Security groups with accidental or intentional access to the open internet can provide attackers potential pivots to other services. Often rules are added for troubleshooting purposes, not audited, and forgotten. Eventually, they are detected as the result of either an incident or a compliance audit.
Security groups control the traffic that can flow into AWS services. When they are wide open to the internet, they allow anyone to send traffic to your workloads.
This is the equivalent of not running firewalls on the perimeter of your data center or accidentally adding overly permissive statements like
permit ip any any to an evaluation, causing a network access control list to fail open.
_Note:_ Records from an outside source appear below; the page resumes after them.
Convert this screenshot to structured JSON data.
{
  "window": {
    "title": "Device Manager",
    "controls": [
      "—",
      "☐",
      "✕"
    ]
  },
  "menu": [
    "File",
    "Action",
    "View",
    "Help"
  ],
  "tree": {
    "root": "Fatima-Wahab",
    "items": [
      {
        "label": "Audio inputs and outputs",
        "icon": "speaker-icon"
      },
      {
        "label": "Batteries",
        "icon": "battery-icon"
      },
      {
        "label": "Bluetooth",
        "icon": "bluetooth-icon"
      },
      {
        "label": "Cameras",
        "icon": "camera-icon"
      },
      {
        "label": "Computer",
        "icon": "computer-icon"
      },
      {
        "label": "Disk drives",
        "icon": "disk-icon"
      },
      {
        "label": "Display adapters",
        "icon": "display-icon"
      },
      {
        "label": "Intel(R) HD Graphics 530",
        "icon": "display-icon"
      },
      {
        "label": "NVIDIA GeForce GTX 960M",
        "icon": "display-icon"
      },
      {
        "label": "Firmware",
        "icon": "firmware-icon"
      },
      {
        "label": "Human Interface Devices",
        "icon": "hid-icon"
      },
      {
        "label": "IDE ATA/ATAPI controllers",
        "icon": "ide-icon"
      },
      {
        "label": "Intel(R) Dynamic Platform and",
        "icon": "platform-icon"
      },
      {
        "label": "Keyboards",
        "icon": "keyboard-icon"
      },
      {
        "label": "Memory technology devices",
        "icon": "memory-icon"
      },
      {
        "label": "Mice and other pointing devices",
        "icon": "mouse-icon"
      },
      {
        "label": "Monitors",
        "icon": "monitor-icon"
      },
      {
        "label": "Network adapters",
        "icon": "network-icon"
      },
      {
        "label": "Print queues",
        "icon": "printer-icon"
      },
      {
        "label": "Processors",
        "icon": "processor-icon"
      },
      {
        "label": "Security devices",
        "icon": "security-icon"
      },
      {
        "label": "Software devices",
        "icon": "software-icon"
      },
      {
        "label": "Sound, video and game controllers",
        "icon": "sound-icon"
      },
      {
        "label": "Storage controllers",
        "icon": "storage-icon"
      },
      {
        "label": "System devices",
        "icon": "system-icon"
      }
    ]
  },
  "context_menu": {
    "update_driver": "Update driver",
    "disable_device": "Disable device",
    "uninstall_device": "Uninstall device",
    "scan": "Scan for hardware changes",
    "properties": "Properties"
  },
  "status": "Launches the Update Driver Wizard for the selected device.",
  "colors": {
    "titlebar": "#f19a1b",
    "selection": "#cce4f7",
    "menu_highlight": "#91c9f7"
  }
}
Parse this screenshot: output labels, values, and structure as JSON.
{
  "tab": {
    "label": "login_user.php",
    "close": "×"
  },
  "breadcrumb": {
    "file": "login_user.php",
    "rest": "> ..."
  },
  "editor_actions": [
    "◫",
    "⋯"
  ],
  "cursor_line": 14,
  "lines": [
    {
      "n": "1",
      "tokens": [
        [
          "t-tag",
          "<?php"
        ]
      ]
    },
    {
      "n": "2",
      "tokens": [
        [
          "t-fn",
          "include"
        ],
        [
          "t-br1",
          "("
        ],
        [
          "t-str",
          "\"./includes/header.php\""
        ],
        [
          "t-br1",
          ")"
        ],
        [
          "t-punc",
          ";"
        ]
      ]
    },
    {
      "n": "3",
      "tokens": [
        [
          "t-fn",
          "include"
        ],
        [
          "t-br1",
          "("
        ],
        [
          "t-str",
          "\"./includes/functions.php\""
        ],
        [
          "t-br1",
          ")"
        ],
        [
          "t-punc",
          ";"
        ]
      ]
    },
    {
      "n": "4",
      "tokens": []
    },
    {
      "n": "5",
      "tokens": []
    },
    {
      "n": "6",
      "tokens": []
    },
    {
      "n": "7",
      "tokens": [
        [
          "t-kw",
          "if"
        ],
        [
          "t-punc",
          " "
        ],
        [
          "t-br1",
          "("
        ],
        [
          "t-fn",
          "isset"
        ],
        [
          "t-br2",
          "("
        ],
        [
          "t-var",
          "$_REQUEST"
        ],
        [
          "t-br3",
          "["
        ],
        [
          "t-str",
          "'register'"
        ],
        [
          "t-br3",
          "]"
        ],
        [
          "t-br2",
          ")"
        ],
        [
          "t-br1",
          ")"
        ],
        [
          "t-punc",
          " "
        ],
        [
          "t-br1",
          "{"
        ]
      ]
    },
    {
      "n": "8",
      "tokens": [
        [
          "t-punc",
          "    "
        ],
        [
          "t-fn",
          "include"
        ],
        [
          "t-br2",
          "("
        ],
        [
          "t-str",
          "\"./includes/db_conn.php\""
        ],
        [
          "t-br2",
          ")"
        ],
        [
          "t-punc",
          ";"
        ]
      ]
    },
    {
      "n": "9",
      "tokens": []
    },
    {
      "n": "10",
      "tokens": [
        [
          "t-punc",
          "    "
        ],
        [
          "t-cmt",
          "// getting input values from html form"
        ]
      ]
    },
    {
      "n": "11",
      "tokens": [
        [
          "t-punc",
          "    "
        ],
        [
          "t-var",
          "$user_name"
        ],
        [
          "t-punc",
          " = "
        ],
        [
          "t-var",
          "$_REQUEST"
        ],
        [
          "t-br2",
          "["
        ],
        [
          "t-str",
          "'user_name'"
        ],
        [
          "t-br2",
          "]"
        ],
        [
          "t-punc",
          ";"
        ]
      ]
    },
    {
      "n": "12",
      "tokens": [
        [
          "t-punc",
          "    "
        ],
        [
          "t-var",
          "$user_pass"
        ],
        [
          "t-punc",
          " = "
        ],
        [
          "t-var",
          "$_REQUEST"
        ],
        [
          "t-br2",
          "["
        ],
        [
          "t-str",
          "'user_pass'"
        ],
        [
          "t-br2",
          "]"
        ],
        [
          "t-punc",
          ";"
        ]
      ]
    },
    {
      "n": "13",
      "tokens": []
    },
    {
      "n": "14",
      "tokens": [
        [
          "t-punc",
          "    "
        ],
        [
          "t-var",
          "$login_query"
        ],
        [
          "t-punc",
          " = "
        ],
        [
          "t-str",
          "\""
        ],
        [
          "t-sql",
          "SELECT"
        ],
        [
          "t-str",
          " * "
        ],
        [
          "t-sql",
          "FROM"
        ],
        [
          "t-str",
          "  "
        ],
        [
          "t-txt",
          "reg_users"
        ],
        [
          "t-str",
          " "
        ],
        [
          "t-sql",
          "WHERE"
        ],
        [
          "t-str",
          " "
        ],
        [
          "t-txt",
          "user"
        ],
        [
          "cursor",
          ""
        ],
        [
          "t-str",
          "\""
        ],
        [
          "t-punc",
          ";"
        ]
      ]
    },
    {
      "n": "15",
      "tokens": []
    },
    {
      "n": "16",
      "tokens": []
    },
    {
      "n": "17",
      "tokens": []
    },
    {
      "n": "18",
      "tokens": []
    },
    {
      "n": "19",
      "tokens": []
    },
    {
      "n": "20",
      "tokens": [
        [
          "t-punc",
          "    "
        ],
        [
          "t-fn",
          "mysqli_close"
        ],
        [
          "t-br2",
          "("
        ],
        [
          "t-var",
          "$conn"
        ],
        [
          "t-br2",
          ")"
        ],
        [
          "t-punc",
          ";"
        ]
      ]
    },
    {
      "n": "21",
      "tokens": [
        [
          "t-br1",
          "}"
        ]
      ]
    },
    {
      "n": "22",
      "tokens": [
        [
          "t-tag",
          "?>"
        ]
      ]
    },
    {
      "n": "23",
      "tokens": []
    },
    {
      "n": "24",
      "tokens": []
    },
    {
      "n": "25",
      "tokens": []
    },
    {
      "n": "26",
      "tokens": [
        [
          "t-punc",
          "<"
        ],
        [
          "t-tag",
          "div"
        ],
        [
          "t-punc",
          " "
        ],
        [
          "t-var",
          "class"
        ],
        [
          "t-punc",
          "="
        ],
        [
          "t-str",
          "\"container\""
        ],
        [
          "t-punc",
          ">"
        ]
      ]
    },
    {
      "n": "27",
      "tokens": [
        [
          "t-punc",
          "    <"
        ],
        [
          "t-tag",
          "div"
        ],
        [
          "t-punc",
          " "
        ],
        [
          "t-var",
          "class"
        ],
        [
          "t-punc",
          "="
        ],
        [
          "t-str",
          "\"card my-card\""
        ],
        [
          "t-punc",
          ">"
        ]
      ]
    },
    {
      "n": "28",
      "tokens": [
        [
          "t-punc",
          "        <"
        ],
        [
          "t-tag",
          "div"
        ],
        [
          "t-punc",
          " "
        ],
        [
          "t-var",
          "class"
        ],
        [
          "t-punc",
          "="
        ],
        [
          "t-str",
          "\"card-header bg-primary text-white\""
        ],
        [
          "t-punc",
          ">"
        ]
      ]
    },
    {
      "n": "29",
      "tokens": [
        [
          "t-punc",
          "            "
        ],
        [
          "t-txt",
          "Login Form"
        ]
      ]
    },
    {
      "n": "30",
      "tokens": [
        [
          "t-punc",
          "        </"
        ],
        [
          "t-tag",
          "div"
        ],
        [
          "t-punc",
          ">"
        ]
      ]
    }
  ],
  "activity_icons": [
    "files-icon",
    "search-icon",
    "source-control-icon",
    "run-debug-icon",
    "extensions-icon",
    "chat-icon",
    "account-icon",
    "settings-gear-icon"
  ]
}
Based on compliance requirements for your business, not monitoring changes or remediating could be a violation.
Security groups can be attached to workloads such as EC2 instances, load balancers, or Amazon OpenSearch (managed ElasticSearch). While it is common to allow application traffic from the internet (for example: HTTP or HTTPS), management protocols such as SSH or RDP should not be exposed to anyone on the internet. Security group modifications should be monitored and evaluated against a policy on exposure.
Identify affected resources
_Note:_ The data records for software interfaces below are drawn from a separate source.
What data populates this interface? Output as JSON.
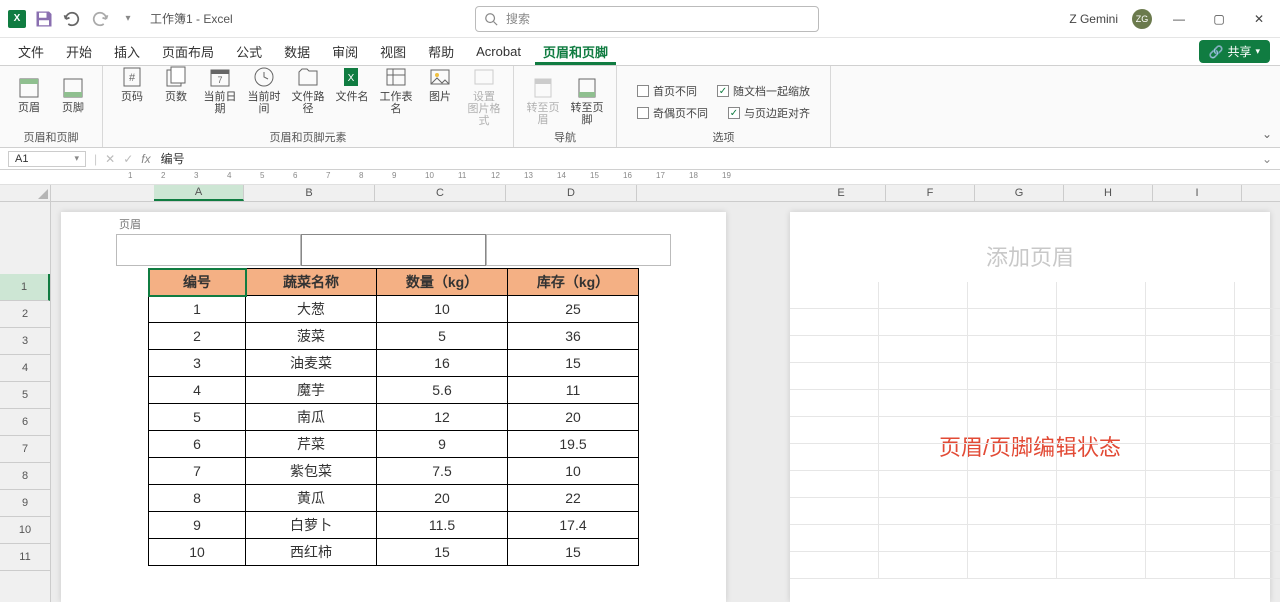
{
  "titlebar": {
    "title": "工作簿1 - Excel",
    "search_placeholder": "搜索",
    "user_name": "Z Gemini",
    "avatar": "ZG"
  },
  "tabs": [
    "文件",
    "开始",
    "插入",
    "页面布局",
    "公式",
    "数据",
    "审阅",
    "视图",
    "帮助",
    "Acrobat",
    "页眉和页脚"
  ],
  "active_tab": "页眉和页脚",
  "share_label": "共享",
  "ribbon": {
    "group1": {
      "label": "页眉和页脚",
      "buttons": [
        "页眉",
        "页脚"
      ]
    },
    "group2": {
      "label": "页眉和页脚元素",
      "buttons": [
        "页码",
        "页数",
        "当前日期",
        "当前时间",
        "文件路径",
        "文件名",
        "工作表名",
        "图片",
        "设置\n图片格式"
      ]
    },
    "group3": {
      "label": "导航",
      "buttons": [
        "转至页眉",
        "转至页脚"
      ]
    },
    "group4": {
      "label": "选项",
      "opts": [
        {
          "label": "首页不同",
          "checked": false
        },
        {
          "label": "随文档一起缩放",
          "checked": true
        },
        {
          "label": "奇偶页不同",
          "checked": false
        },
        {
          "label": "与页边距对齐",
          "checked": true
        }
      ]
    }
  },
  "formula_bar": {
    "cell": "A1",
    "value": "编号"
  },
  "columns": [
    "A",
    "B",
    "C",
    "D",
    "E",
    "F",
    "G",
    "H",
    "I"
  ],
  "selected_col": "A",
  "selected_row": 1,
  "header_label": "页眉",
  "add_header_text": "添加页眉",
  "overlay_text": "页眉/页脚编辑状态",
  "table": {
    "headers": [
      "编号",
      "蔬菜名称",
      "数量（kg）",
      "库存（kg）"
    ],
    "rows": [
      [
        "1",
        "大葱",
        "10",
        "25"
      ],
      [
        "2",
        "菠菜",
        "5",
        "36"
      ],
      [
        "3",
        "油麦菜",
        "16",
        "15"
      ],
      [
        "4",
        "魔芋",
        "5.6",
        "11"
      ],
      [
        "5",
        "南瓜",
        "12",
        "20"
      ],
      [
        "6",
        "芹菜",
        "9",
        "19.5"
      ],
      [
        "7",
        "紫包菜",
        "7.5",
        "10"
      ],
      [
        "8",
        "黄瓜",
        "20",
        "22"
      ],
      [
        "9",
        "白萝卜",
        "11.5",
        "17.4"
      ],
      [
        "10",
        "西红柿",
        "15",
        "15"
      ]
    ]
  },
  "chart_data": {
    "type": "table",
    "title": "",
    "columns": [
      "编号",
      "蔬菜名称",
      "数量（kg）",
      "库存（kg）"
    ],
    "rows": [
      [
        1,
        "大葱",
        10,
        25
      ],
      [
        2,
        "菠菜",
        5,
        36
      ],
      [
        3,
        "油麦菜",
        16,
        15
      ],
      [
        4,
        "魔芋",
        5.6,
        11
      ],
      [
        5,
        "南瓜",
        12,
        20
      ],
      [
        6,
        "芹菜",
        9,
        19.5
      ],
      [
        7,
        "紫包菜",
        7.5,
        10
      ],
      [
        8,
        "黄瓜",
        20,
        22
      ],
      [
        9,
        "白萝卜",
        11.5,
        17.4
      ],
      [
        10,
        "西红柿",
        15,
        15
      ]
    ]
  }
}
Use the following command to show information about all security groups in the current region that have at least one ingress rule allowing traffic from anyone on the internet:
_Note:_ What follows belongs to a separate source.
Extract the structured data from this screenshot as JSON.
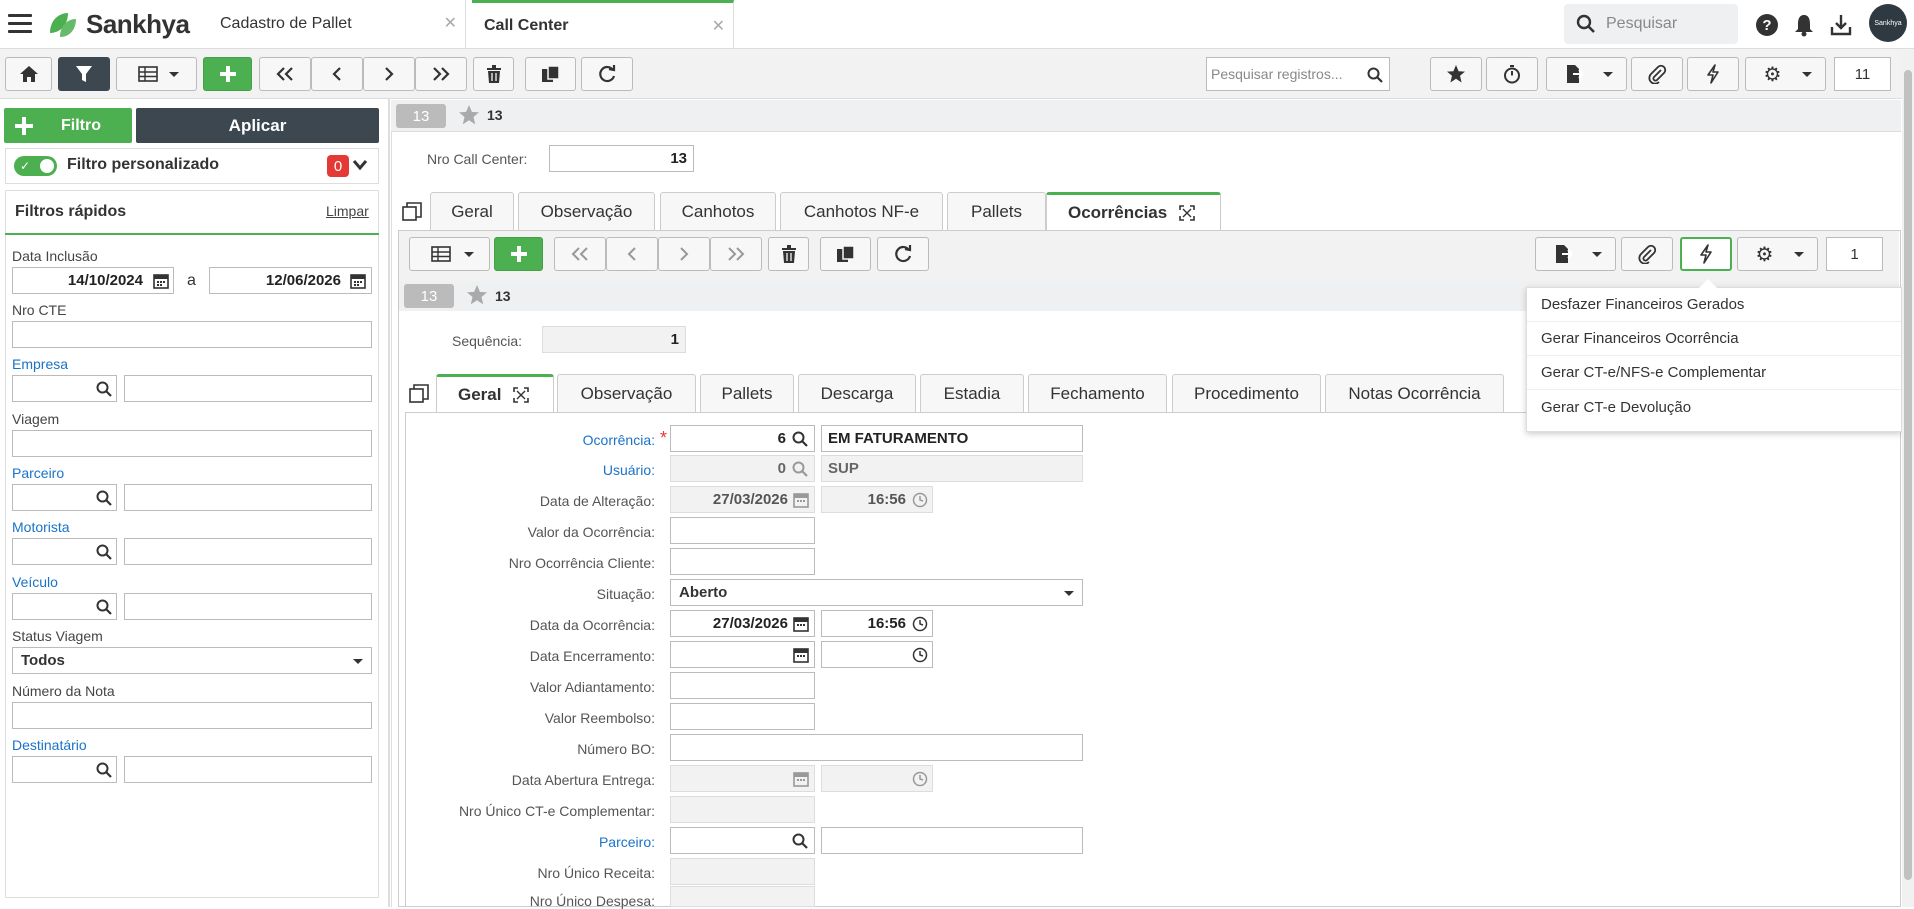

aws ec2 describe-security-groups \ --filter Name=ip-permission.cidr,Values=0.0.0.0/0,::/0
Use the values of
ToPort to identify risky open ports. These ports include, but are not limited to:
- FTP (ports 20 and 21)
- SSH (port 22)
- Telnet (port 23)
- SMTP (port 25)
- NetBIOS (ports 137 and 139)
- SMB (port 445)
- Microsoft SQL Server (port 1433)
- Docker API (port 2375)
- MySQL (3306)
- RDP (port 3389)
- PostgreSQL (port 5432)
- Redis (ports 6379 and 16379)
- ElasticSearch (ports 9200 and 9300)
- Kubelet (10250 and 10255)
- MongoDB (ports 27017 and 27018)
You can use the following command to identify security groups opening one of these ports to the internet:
aws ec2 describe-security-groups \ --filter Name=ip-permission.cidr,Values=0.0.0.0/0,::/0 \ --filter Name=ip-permission.from-port,Values=0,20,21,22,23,25,137,139,445,1433,2375,3306,3389,5432,6379,9200,9300,10250,10255,16379,27017,27018
Remediate vulnerable resources
Remove or adapt ingress rules that expose risky ports to the internet. You can also restrict them to specific public IPs. For remote management, it is recommended to use AWS SSM Session Manager which allows you to authenticate using your existing AWS identity, and does not require opening ingress ports.
To remove a security group rule, use the following command:
aws ec2 revoke-security-group-ingress \ --group-name your-security-group \ --protocol tcp \ --port 3389 \ --cidr 0.0.0.0/0
How Datadog can help
Cloud Security Management
Datadog Cloud Security Management detects this vulnerability using the following out-of-the-box rules:
Control traffic to resources using security groups
Creating, configuring, and deleting security groups for Amazon EC2